This state park is ideal for more ambitious hikers (therefore recommended for older children) since there are no loop trails and hikers must walk at least 6 miles to connect to different paths. The 18-acre Bigelow Pond is a beautiful sight, and fishing, scuba diving, and boating are all possible here. Picnic tables are available, along with pit toilets.

10. Mansfield Hollow State Park - Mansfield (Madison County)
Several trails in the park offer water views, so lace up your hiking boots (it can get swampty near the lake) and enjoy the adventure. Boating, fishing, and mountain biking are allowed. Picnic tables, a picnic shelther, and composting toilets are available. 

11. Gilette Castle State Park - East Haddam (Middlesex County)
One East Haddam's most popular attractions, Gillete Castle is definitely worth a visit. The impressive and ecentric medieval-style structure is set on sprawling acres that include paved paths, hiking trails, a duck pond, bridges, and picnic areas. The castle, open Memorial Day weekend through Columbus Day, offers beautiful views of the Connecticut River and offers insight into the life of actor William Gillette (best known for portraying Sherlock Holmes). Bathrooms, food concessions, and a gift shop are open in season.

12. Wadsworth Falls State Park - Middletown (Middlesex County)
Enjoy hiking or biking various woodland trails, admire beautiful stone bridges, and relax by two gushing waterfalls.

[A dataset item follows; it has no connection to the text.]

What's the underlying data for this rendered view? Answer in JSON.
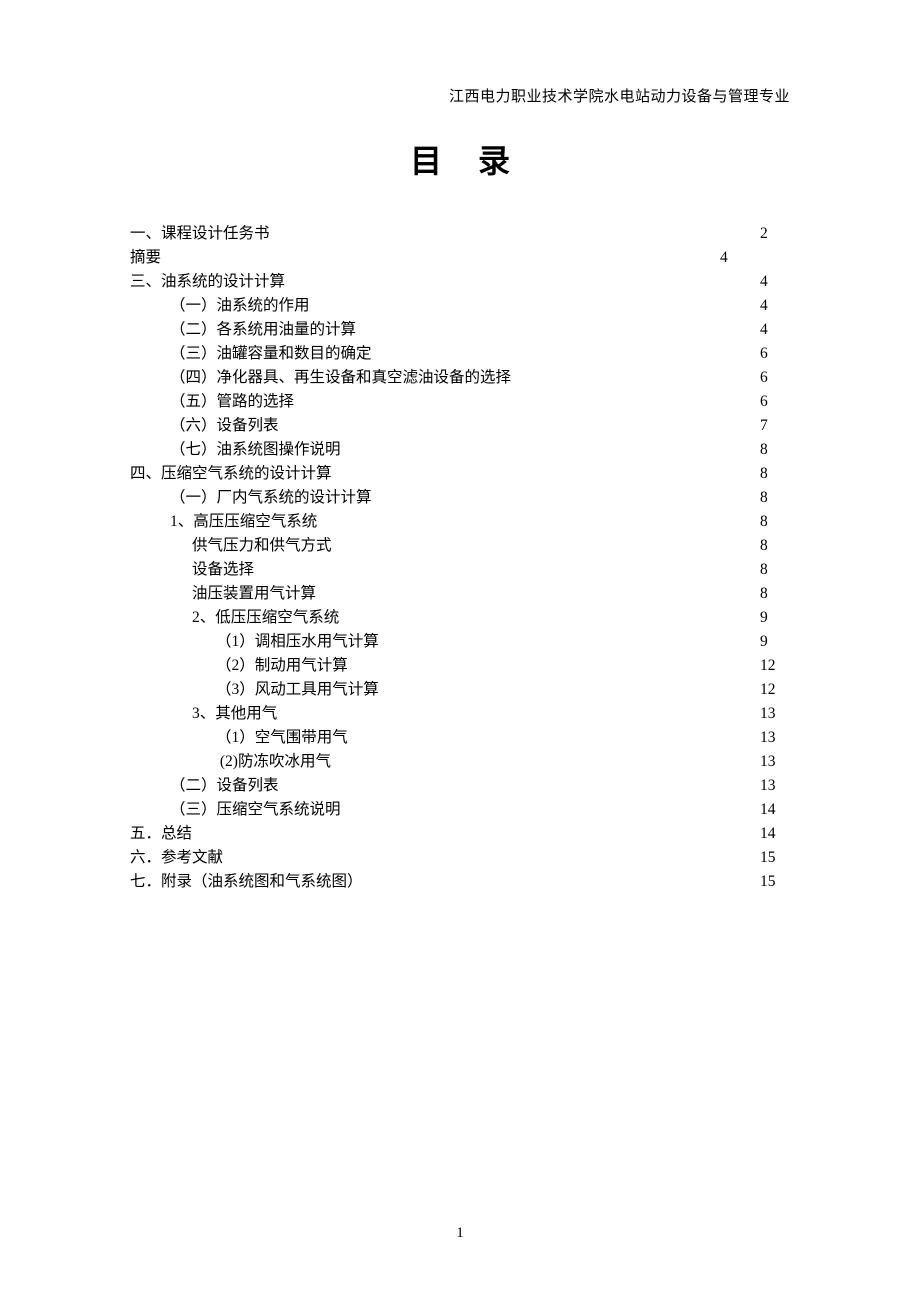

The park offers designated swimming and picnicking areas, and bathrooms and picnic tables are available.

13. Mashamoquet Brook State Park - Pomfret (Windham County)
The name Mashamoquet is Indian for "stream of good fishing" which testifies to the area's rich Native American history. The most famous feature is the Wolf Den into which General Putnam crept during a night in 1742 and shot a wolf that had been stalking local sheep. Near the Den are natural stone formation featuring a table rock and Indian Chair. Stream fishing is still possible today, along with hiking, camping, and swimming. You can also visit the grist mill. Bathrooms, picnic tables, and picnic shelters are available. 

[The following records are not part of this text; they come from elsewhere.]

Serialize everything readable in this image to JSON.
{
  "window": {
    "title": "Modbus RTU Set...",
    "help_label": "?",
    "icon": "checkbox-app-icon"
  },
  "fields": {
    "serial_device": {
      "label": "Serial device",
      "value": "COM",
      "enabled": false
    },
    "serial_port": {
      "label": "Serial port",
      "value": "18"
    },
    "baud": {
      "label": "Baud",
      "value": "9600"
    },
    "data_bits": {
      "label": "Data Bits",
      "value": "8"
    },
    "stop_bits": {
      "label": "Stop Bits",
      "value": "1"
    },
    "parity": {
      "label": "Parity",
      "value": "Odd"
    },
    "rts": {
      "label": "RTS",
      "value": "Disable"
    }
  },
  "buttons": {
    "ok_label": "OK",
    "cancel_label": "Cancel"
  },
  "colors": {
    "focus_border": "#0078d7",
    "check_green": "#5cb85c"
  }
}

14. Harkness Memorial State Park - Waterford (New London County)
Dip your toes in the ocean, fly a kite, enjoy a picnic (charcoal grills are available), and relax with panoramic views of the Long Island sound. Eolia, the majestic summer mansion of the Harkness family, features beautiful gardens and trees, and is open for tours on weekends and holidays, from Memorial Day to Labor Day.

15. Fort Trumbull State Park - New London (New London County)
Built from 1839-1852, the fort was one of 42 constructred to defend the United States coast. Its architecture incorporates Egyptian Revival features, making it a great destination for fun and learning. Enjoy interactive history lessons, a waterfront walk, and salt water fishing from the pier. The fort is open Wednesday through Sunday, Memorial Day weekend through Labor Day. Restrooms are available.
 

 All photos courtesy of Visit CT